IATA adopts resolution to tackle in-flight passenger behaviour

Jun 04 2014, 13:00 IST
Comments 0
IATA DG Tony Tyler said that everybody on board is entitled to enjoy a journey free from abusive behaviour. IATA DG Tony Tyler said that everybody on board is entitled to enjoy a journey free from abusive behaviour.
SummaryIATA DG: Resolution confirms the determination of airlines to defend the rights of their passengers and crew.

To check growing instances of unruly in-flight behaviour by passengers, airlines around the world have decided to work jointly on steps to check the menace.

A resolution to this effect was adopted unanimously at the International Air Transport Association's (IATA) 70th Annual General Meeting, which concluded here, calling on governments and industry to work together on a balanced package of measures to effectively deter and manage the significant problem of unruly air passenger behaviour.

Such behaviour includes committing physical assault, disturbing good order on board or failing to follow lawful crew instructions.

The significant decision, however, comes four years after India's Directorate General of Civil Aviation (DGCA) came out with directions to airlines to promptly report such behaviour and incidents to it without delay or further action. Since then, several such passengers have been arrested on the ground by the police or airport security personnel.

"This resolution confirms the determination of airlines to defend the rights of their passengers and crew. Everybody on board is entitled to enjoy a journey free from abusive or other unacceptable behaviour," Tony Tyler, IATA's Director General and CEO, said at the summit-level conference here.

"Many airlines have trained both ground staff and cabin crew in procedures not only to manage incidents of unruly behaviour but also in measures to prevent them. But a robust solution needs alignment among airlines, airports, and governments," he said.

The adoption of the resolution follows a diplomatic conference called by UN agency International Civil Aviation Organization (ICAO) at which governments agreed to modernise and strengthen the Tokyo Convention of 1963.

The result, known as the Montreal Protocol 2014, provides a more practically effective deterrent to unruly behaviour by extending the legal jurisdiction for such events to the territory in which the aircraft lands.

"Governments have recognised that unruly passenger behaviour is a serious issue and we applaud the adoption of the resolution at an ICAO Diplomatic Conference earlier this year.
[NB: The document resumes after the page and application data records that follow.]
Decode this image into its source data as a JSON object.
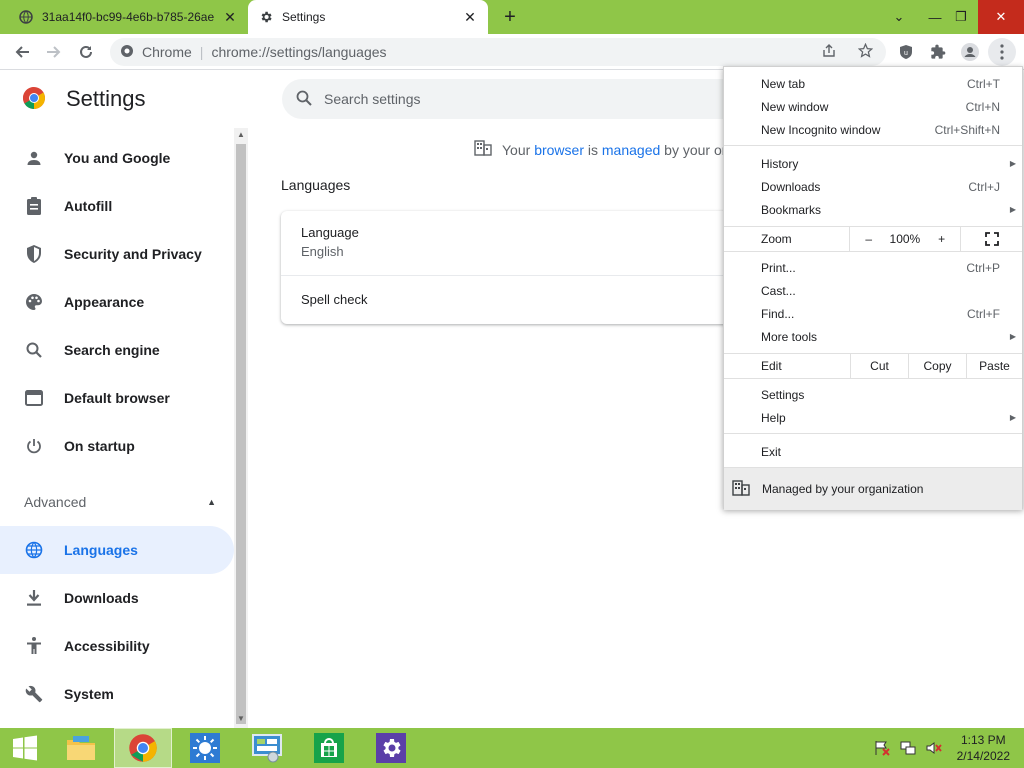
{
  "tabs": [
    {
      "title": "31aa14f0-bc99-4e6b-b785-26ae"
    },
    {
      "title": "Settings"
    }
  ],
  "omnibox": {
    "site": "Chrome",
    "separator": "|",
    "url": "chrome://settings/languages"
  },
  "settings": {
    "title": "Settings",
    "search_placeholder": "Search settings",
    "managed": {
      "prefix": "Your",
      "browser": "browser",
      "is": "is",
      "managed": "managed",
      "suffix": "by your orga"
    },
    "section_title": "Languages",
    "language_label": "Language",
    "language_value": "English",
    "spell_check": "Spell check"
  },
  "sidebar": {
    "items": [
      {
        "label": "You and Google",
        "icon": "person-icon"
      },
      {
        "label": "Autofill",
        "icon": "clipboard-icon"
      },
      {
        "label": "Security and Privacy",
        "icon": "shield-icon"
      },
      {
        "label": "Appearance",
        "icon": "palette-icon"
      },
      {
        "label": "Search engine",
        "icon": "search-icon"
      },
      {
        "label": "Default browser",
        "icon": "browser-icon"
      },
      {
        "label": "On startup",
        "icon": "power-icon"
      }
    ],
    "advanced_label": "Advanced",
    "advanced_items": [
      {
        "label": "Languages",
        "icon": "globe-icon"
      },
      {
        "label": "Downloads",
        "icon": "download-icon"
      },
      {
        "label": "Accessibility",
        "icon": "accessibility-icon"
      },
      {
        "label": "System",
        "icon": "wrench-icon"
      }
    ]
  },
  "menu": {
    "new_tab": {
      "label": "New tab",
      "shortcut": "Ctrl+T"
    },
    "new_window": {
      "label": "New window",
      "shortcut": "Ctrl+N"
    },
    "new_incognito": {
      "label": "New Incognito window",
      "shortcut": "Ctrl+Shift+N"
    },
    "history": {
      "label": "History"
    },
    "downloads": {
      "label": "Downloads",
      "shortcut": "Ctrl+J"
    },
    "bookmarks": {
      "label": "Bookmarks"
    },
    "zoom": {
      "label": "Zoom",
      "minus": "–",
      "value": "100%",
      "plus": "+"
    },
    "print": {
      "label": "Print...",
      "shortcut": "Ctrl+P"
    },
    "cast": {
      "label": "Cast..."
    },
    "find": {
      "label": "Find...",
      "shortcut": "Ctrl+F"
    },
    "more_tools": {
      "label": "More tools"
    },
    "edit": {
      "label": "Edit",
      "cut": "Cut",
      "copy": "Copy",
      "paste": "Paste"
    },
    "settings": {
      "label": "Settings"
    },
    "help": {
      "label": "Help"
    },
    "exit": {
      "label": "Exit"
    },
    "managed": {
      "label": "Managed by your organization"
    }
  },
  "taskbar": {
    "time": "1:13 PM",
    "date": "2/14/2022",
    "accent": "#8fc648"
  }
}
Now, governments must ratify what they have agreed to," said Tyler.

The definition of unruly behaviour is wide and includes non-compliance with crew instructions, consumption of illegal narcotics, sexual harassment and physical or verbal confrontation or threats.

In 2013, the number of incidents of unruly behaviour voluntarily reported to IATA by airlines reached some 8,000 cases.
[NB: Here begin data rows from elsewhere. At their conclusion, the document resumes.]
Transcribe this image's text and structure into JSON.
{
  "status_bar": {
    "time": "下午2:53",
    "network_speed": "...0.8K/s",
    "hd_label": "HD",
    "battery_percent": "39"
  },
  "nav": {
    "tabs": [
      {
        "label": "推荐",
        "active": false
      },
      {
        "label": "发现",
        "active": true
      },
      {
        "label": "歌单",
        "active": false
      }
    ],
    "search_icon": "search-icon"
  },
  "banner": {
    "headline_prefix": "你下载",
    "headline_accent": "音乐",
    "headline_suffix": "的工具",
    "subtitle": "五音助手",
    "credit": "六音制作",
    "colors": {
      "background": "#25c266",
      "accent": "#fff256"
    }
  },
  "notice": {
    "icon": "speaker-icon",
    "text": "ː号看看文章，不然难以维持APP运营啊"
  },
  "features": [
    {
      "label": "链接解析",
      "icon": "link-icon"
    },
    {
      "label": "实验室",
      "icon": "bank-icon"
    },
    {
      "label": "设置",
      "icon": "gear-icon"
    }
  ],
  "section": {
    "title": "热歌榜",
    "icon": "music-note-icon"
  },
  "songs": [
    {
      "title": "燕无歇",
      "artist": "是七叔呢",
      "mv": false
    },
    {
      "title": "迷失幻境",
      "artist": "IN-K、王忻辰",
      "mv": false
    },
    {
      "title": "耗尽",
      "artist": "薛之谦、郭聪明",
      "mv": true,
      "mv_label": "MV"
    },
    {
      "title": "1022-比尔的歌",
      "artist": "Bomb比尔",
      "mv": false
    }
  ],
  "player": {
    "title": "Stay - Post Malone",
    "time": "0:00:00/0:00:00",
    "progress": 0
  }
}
Intoxication, often resulting from alcohol already consumed before boarding, ranks high among factors linked to these incidents.

Other causes include irritation with another passenger's

Single Page Format
Ads by Google
Reader´s Comments
| Post a Comment
Please Wait while comments are loading...